Apple Wins Australia Ban on Samsung Tablet
Samsung Electronics Co. lost a bid to sell its newest tablet computer in Australia until after a patent dispute with Apple Inc. (AAPL) is settled, a decision that means the product may not come to market in the country.
Federal Court Justice Annabelle Bennett today granted Apple’s request for an injunction barring the sale of the Galaxy Tab 10.1 in Australia until the two companies’ patent dispute is resolved following a trial.
The ruling is a blow to Samsung’s efforts to boost sales in the tablet market, the fastest-growing segment of the computer industry. The world’s two biggest makers of smartphones and tablets are fighting a patent dispute across four continents, with the South Korean company saying earlier this month it would seek a ban on iPhone 4S sales in France and Italy.

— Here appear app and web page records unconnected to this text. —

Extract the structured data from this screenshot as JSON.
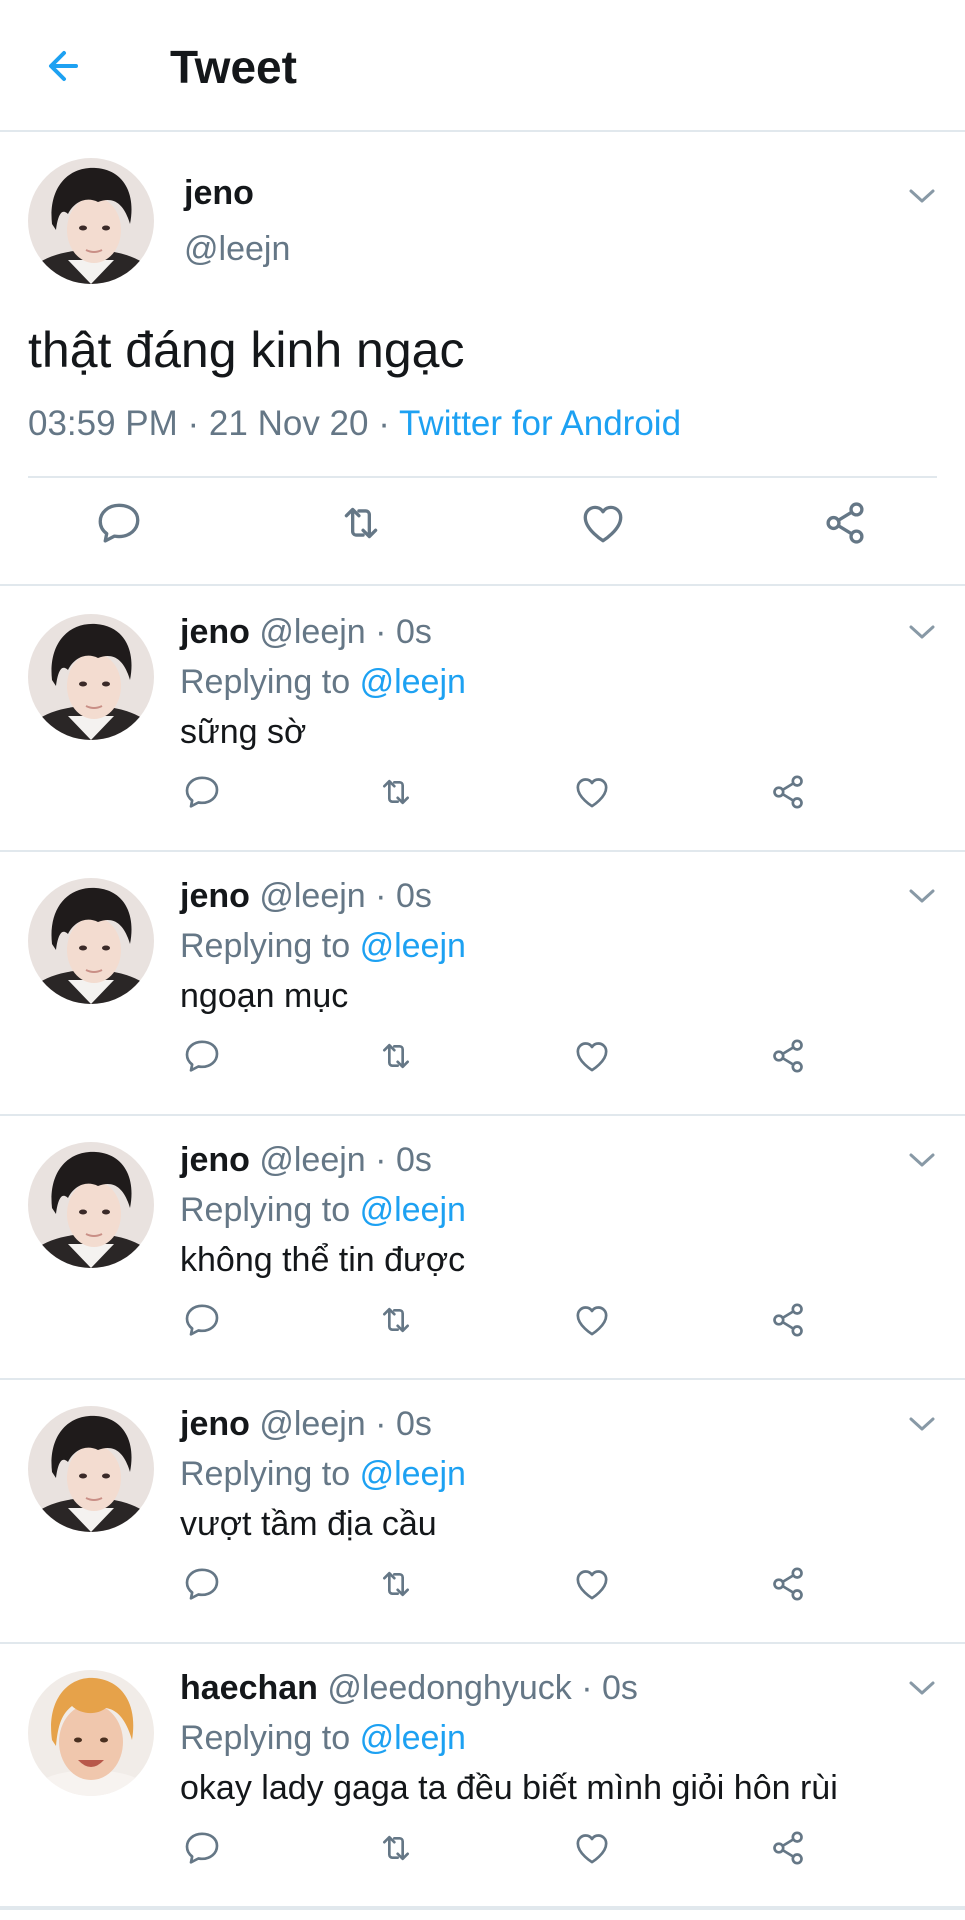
{
  "header": {
    "title": "Tweet"
  },
  "main_tweet": {
    "name": "jeno",
    "handle": "@leejn",
    "text": "thật đáng kinh ngạc",
    "time": "03:59 PM",
    "date": "21 Nov 20",
    "source": "Twitter for Android"
  },
  "replies": [
    {
      "name": "jeno",
      "handle": "@leejn",
      "time": "0s",
      "replying_label": "Replying to",
      "replying_handle": "@leejn",
      "text": "sững sờ"
    },
    {
      "name": "jeno",
      "handle": "@leejn",
      "time": "0s",
      "replying_label": "Replying to",
      "replying_handle": "@leejn",
      "text": "ngoạn mục"
    },
    {
      "name": "jeno",
      "handle": "@leejn",
      "time": "0s",
      "replying_label": "Replying to",
      "replying_handle": "@leejn",
      "text": "không thể tin được"
    },
    {
      "name": "jeno",
      "handle": "@leejn",
      "time": "0s",
      "replying_label": "Replying to",
      "replying_handle": "@leejn",
      "text": "vượt tầm địa cầu"
    },
    {
      "name": "haechan",
      "handle": "@leedonghyuck",
      "time": "0s",
      "replying_label": "Replying to",
      "replying_handle": "@leejn",
      "text": "okay lady gaga ta đều biết mình giỏi hôn rùi"
    }
  ],
  "icons": {
    "back": "arrow-left-icon",
    "more": "chevron-down-icon",
    "reply": "reply-icon",
    "retweet": "retweet-icon",
    "like": "heart-icon",
    "share": "share-icon"
  },
  "colors": {
    "accent": "#1da1f2",
    "secondary_text": "#657786",
    "divider": "#e1e8ed",
    "icon": "#657786"
  }
}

“It’s not good news for Samsung,” said James Song, a Seoul-based analyst at Daewoo Securities Co. “They will have to look for legal and other countermeasures, such as modifying disputed elements.”
Samsung shares declined as much as 1.9 percent to 881,000 won after the ruling. They changed hands 1 percent down as of 10:42 a.m. in Seoul trading.
The company is “disappointed” with the ruling, according to an e-mailed statement from Suwon, South Korea-based Samsung. Steve Park, a Seoul-based spokesman for Apple, said the company had no comment about the ruling.
Samsung had said it would scrap the release of the Galaxy 10.1 if the injunction was granted because missing the Christmas season would make the new tablet “dead” by the time it reached market, Neil Young, a lawyer representing Samsung, told Bennett in Sydney on Oct. 4.
Apple claims the Samsung tablet infringes at least three patents, and its litigation had delayed the release of the Galaxy 10.1 for more than two months in Australia. Apple claims Samsung’s Galaxy products “slavishly” copied the designs of iPhones and iPads.
“Samsung proceeded with its eyes wide open with respect to the launch of the Australian Galaxy” since Apple began proceedings against Samsung in the U.S. in April, Bennett said. Apple is also one of the biggest buyers of chips and displays from Samsung.
Return to Court
The two sides will return to court tomorrow to hear if Samsung will be allowed to offer a modified tablet that doesn’t include technology based on the two patents Apple cited in its complaint, Bennett said.
Samsung also offered $2 smartphones in a temporary shop meters away from Apple’s Sydney store ahead of the release of the iPhone 4S, the Sydney Morning Herald reported yesterday. A line longer than the one outside the Apple store was seen outside Samsung’s “pop up” store, it said.
Still, earlier this month, Samsung delayed introducing a new product after the death of Apple co-founder Steve Jobs. Samsung, which had sent out invitations last month for an event in San Diego, decided “it wasn’t the right time” to announce a new product so soon after Jobs’s death.
Young said earlier this month that technology changes so quickly that even another month’s delay in the release of the Galaxy 10.1 would threaten the product’s sales prospects. Samsung had offered to agree to a quick trial on Apple’s patent claim if Apple agreed to drop its demand for a ban on the sale of the Galaxy 10.1, Young said.
Apple rejected the proposal, he said.
Samsung said a trial can’t be held until next year because it must collect evidence.
The case is: Apple Inc. v. Samsung Electronics Co. NSD1243/2011. Federal Court of Australia (Sydney).
To contact the editor responsible for this story: Anand Krishnamoorthy at firstname.lastname@example.org